───── Input data

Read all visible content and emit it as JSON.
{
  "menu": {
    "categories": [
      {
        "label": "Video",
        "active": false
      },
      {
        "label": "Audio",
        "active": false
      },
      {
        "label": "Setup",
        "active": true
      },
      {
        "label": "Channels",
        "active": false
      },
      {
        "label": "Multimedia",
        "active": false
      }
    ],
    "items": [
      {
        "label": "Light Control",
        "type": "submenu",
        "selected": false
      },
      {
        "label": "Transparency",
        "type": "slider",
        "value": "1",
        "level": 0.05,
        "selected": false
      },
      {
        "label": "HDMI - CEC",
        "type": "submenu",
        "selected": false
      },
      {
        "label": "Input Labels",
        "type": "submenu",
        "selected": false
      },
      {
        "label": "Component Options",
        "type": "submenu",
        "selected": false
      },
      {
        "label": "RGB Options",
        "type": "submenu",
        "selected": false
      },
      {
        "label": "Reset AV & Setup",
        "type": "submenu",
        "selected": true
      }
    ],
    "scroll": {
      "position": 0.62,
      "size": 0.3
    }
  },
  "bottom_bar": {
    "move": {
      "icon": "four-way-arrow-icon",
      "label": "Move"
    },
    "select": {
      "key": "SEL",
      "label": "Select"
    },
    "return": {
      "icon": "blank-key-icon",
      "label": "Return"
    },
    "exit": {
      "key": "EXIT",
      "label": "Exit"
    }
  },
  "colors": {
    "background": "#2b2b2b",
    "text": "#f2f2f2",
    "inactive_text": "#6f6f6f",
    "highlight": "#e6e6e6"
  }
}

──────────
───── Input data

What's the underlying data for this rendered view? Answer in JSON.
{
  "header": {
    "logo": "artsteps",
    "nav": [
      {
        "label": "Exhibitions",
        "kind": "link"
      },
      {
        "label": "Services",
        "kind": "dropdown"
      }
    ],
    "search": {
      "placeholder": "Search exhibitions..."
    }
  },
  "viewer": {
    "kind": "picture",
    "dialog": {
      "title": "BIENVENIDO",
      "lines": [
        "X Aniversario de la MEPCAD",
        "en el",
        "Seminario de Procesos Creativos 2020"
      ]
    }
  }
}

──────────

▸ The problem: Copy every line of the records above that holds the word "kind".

▸ Task response:
        "kind": "link"
        "kind": "dropdown"
    "kind": "picture",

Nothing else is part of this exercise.